**Exercise requirements**.
Copy out every line of the data that has the word "Ablaufdatum" somewhere in it.

**Data for analysis**.
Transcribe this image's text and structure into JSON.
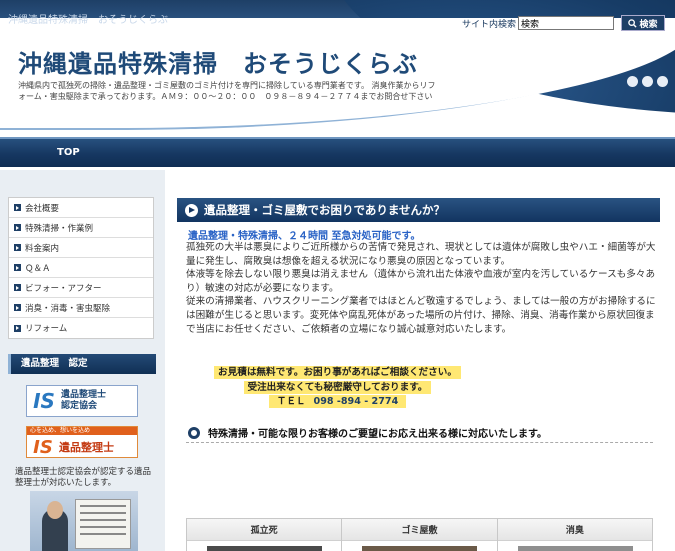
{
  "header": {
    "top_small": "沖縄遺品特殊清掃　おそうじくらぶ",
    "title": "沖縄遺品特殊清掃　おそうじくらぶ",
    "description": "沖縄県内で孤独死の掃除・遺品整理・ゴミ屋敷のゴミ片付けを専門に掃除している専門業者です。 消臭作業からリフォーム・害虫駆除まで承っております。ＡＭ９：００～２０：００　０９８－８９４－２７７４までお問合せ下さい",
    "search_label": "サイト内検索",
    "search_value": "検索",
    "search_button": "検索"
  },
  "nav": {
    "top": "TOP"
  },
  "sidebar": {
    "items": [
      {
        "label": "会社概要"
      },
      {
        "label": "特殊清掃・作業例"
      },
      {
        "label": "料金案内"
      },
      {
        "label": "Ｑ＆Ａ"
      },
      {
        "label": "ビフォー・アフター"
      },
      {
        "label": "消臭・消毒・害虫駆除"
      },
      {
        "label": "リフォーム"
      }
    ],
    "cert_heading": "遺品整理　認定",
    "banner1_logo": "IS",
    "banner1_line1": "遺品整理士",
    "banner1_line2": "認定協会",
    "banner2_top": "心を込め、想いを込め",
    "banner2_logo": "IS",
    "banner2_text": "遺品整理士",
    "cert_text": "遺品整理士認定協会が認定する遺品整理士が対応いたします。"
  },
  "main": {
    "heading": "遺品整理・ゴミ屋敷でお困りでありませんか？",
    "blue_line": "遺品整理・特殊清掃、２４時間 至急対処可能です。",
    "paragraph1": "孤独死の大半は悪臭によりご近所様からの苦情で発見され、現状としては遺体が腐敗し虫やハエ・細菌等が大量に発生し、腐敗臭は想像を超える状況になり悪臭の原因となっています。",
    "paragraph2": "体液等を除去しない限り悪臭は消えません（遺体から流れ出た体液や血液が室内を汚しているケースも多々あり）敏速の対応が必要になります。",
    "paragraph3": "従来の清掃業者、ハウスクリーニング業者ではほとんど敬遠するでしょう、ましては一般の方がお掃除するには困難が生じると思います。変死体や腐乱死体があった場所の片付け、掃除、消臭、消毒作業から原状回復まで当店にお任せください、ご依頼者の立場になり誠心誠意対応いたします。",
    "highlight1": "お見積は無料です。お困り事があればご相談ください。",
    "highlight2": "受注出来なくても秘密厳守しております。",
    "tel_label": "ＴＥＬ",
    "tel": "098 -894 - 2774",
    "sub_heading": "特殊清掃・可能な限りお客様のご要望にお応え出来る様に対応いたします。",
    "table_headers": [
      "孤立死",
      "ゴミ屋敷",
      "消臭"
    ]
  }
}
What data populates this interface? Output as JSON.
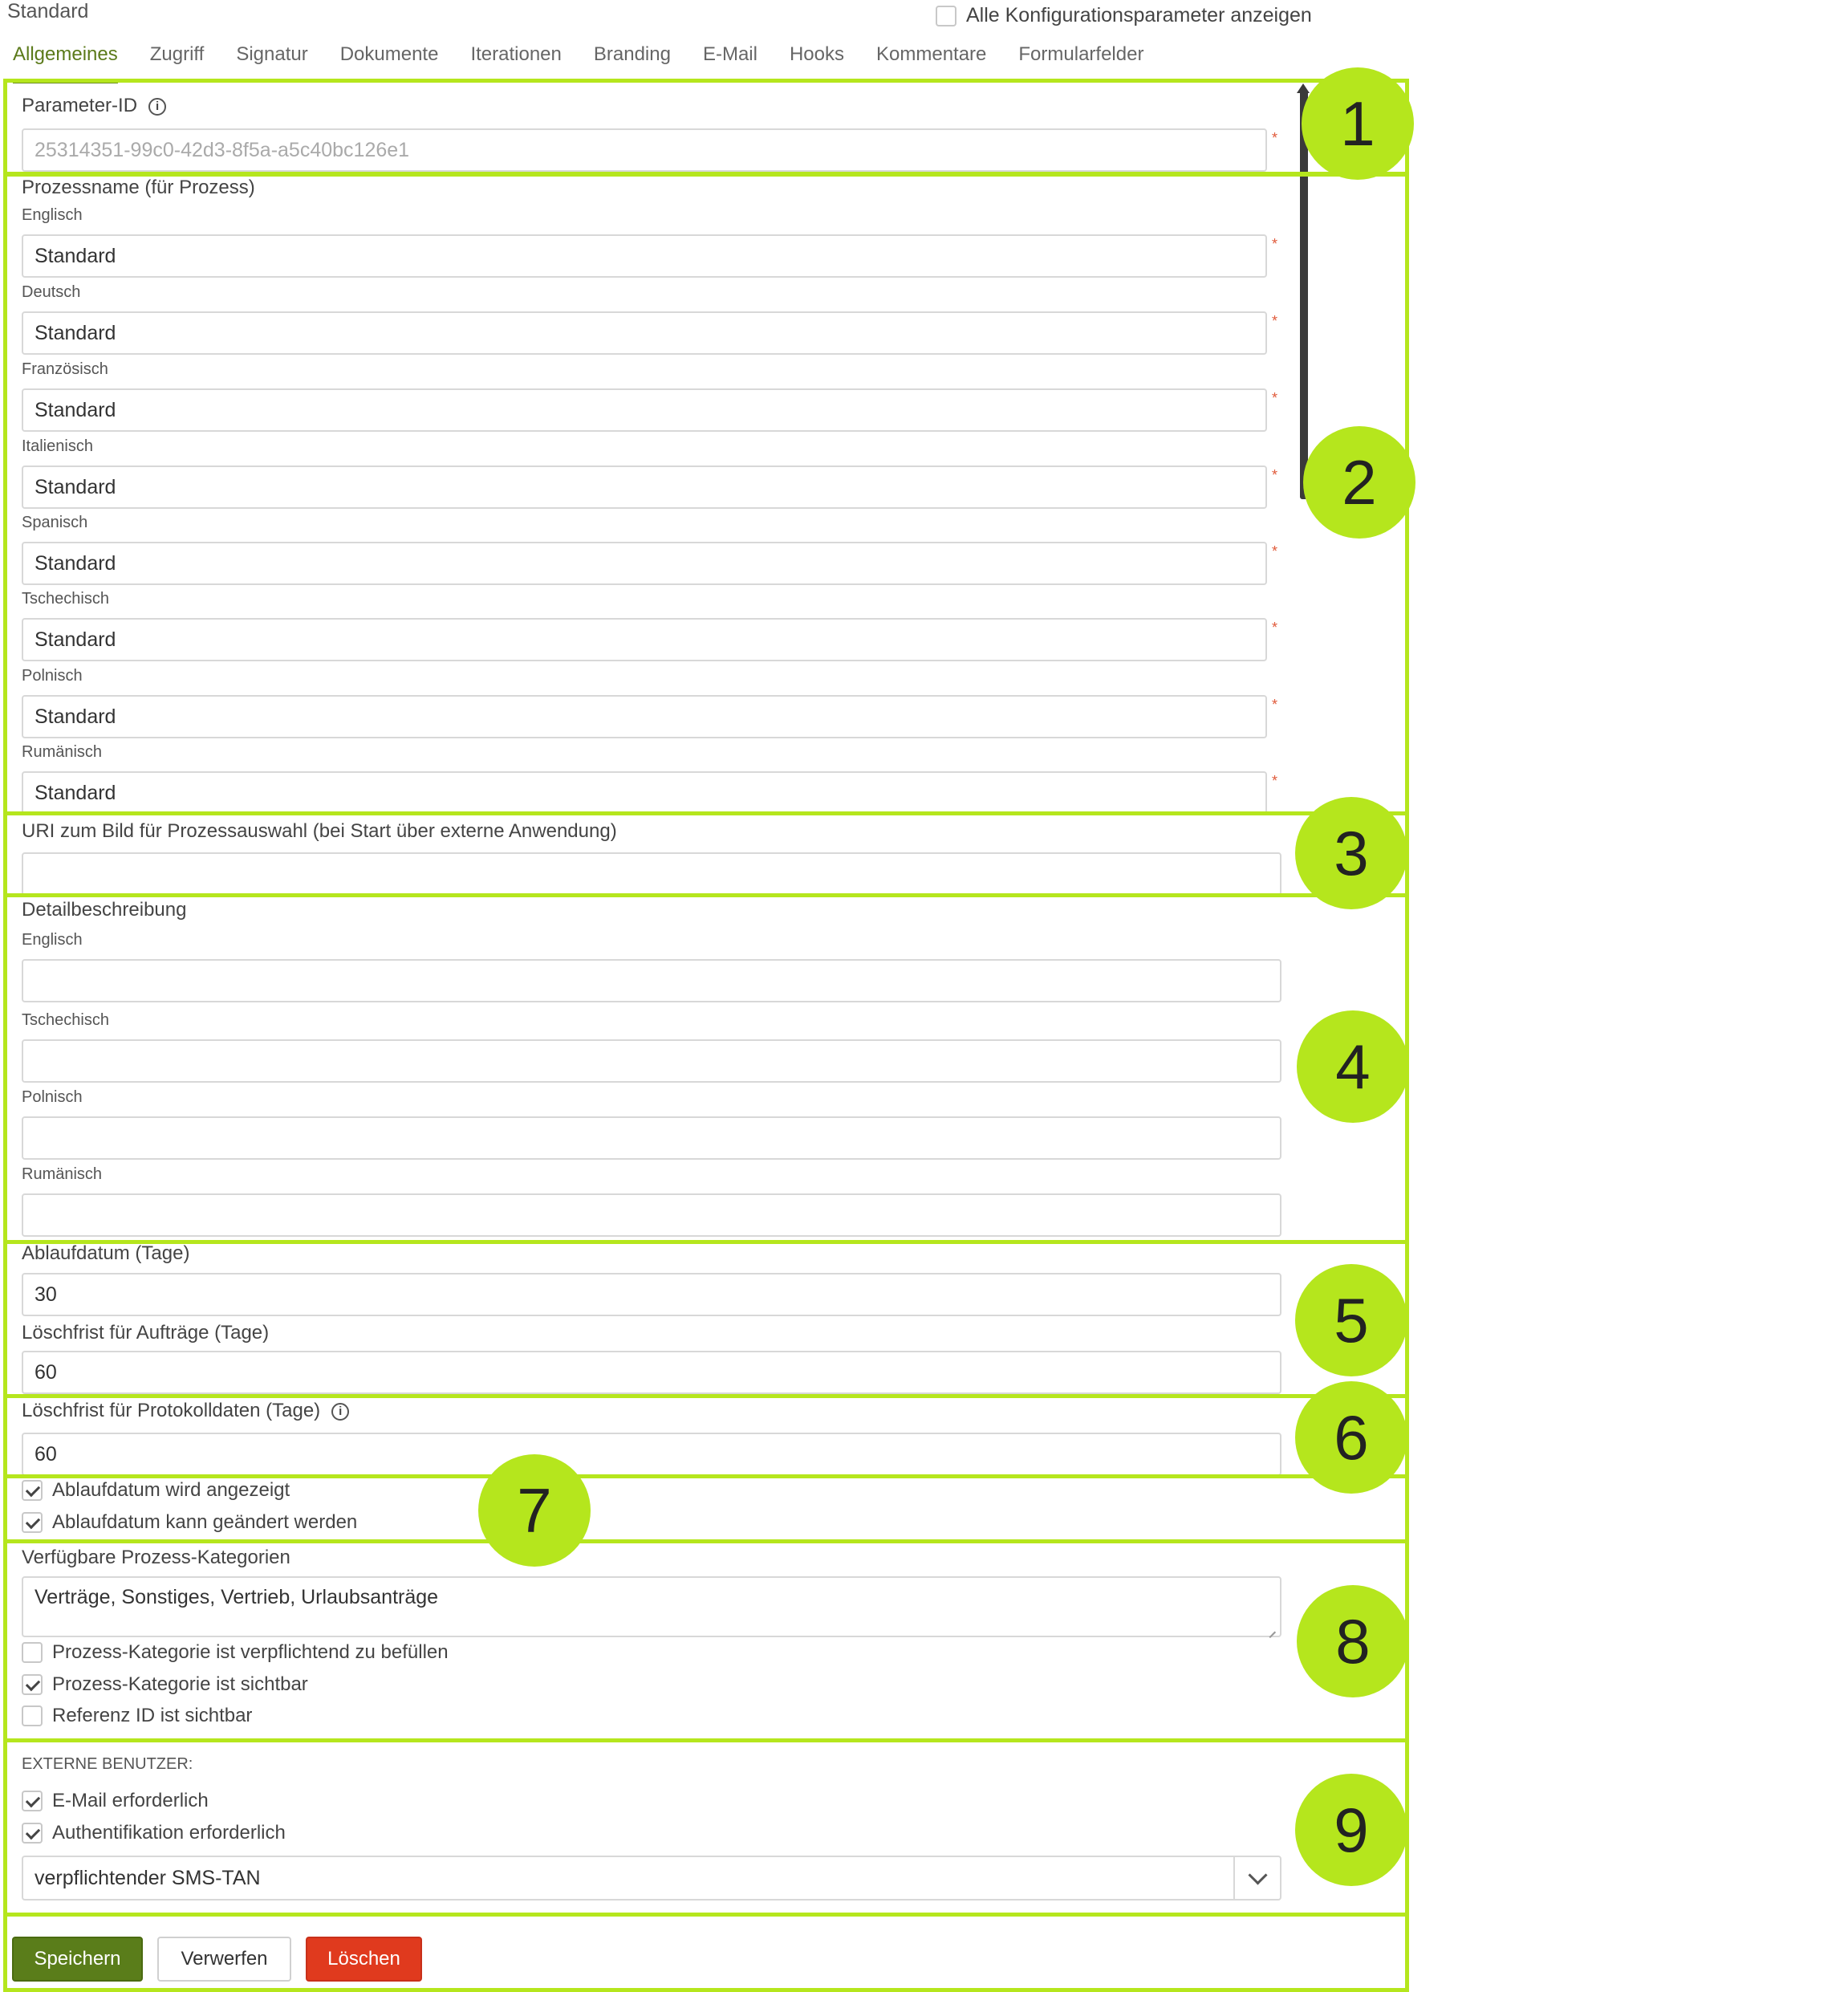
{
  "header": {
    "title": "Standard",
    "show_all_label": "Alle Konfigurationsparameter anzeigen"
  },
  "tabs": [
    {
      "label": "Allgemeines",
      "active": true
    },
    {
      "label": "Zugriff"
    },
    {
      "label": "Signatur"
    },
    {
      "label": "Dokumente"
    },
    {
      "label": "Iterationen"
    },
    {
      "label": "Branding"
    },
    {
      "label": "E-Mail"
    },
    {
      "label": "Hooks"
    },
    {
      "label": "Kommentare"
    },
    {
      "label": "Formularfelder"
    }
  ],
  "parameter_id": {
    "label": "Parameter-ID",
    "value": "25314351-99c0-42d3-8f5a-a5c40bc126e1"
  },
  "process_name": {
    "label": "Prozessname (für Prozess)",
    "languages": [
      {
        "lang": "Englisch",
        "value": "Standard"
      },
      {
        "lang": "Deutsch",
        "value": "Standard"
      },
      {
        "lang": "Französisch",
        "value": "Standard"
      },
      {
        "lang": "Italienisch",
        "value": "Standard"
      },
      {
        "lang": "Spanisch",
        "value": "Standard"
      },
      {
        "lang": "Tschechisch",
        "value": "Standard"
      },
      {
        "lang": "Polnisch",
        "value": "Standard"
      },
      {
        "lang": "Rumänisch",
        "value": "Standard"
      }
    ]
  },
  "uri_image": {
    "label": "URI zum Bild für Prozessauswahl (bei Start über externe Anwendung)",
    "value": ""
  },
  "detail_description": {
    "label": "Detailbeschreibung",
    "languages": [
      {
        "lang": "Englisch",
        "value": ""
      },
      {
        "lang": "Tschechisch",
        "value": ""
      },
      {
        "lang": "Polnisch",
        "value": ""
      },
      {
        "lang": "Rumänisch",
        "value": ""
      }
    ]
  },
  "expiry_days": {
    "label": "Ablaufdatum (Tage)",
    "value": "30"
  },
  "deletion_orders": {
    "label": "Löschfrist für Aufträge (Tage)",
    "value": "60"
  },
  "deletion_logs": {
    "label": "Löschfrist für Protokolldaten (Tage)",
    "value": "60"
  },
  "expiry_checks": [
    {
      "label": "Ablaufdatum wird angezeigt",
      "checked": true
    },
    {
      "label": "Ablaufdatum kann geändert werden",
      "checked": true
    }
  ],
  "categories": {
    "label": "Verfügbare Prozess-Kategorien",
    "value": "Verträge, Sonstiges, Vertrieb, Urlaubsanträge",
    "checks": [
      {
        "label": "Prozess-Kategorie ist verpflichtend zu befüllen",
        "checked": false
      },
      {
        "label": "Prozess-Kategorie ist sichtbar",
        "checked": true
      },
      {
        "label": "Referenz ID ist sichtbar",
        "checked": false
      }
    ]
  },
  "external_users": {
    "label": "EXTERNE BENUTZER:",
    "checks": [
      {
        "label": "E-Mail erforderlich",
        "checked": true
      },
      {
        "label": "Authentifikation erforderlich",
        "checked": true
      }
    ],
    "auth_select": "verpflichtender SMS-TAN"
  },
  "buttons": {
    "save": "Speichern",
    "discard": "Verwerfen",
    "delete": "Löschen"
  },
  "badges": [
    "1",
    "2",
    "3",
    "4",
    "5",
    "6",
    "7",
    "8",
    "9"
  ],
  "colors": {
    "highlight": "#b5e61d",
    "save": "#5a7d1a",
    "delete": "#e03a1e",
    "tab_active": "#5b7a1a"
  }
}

**Solved exercise**.
    "label": "Ablaufdatum (Tage)",
      "label": "Ablaufdatum wird angezeigt",
      "label": "Ablaufdatum kann geändert werden",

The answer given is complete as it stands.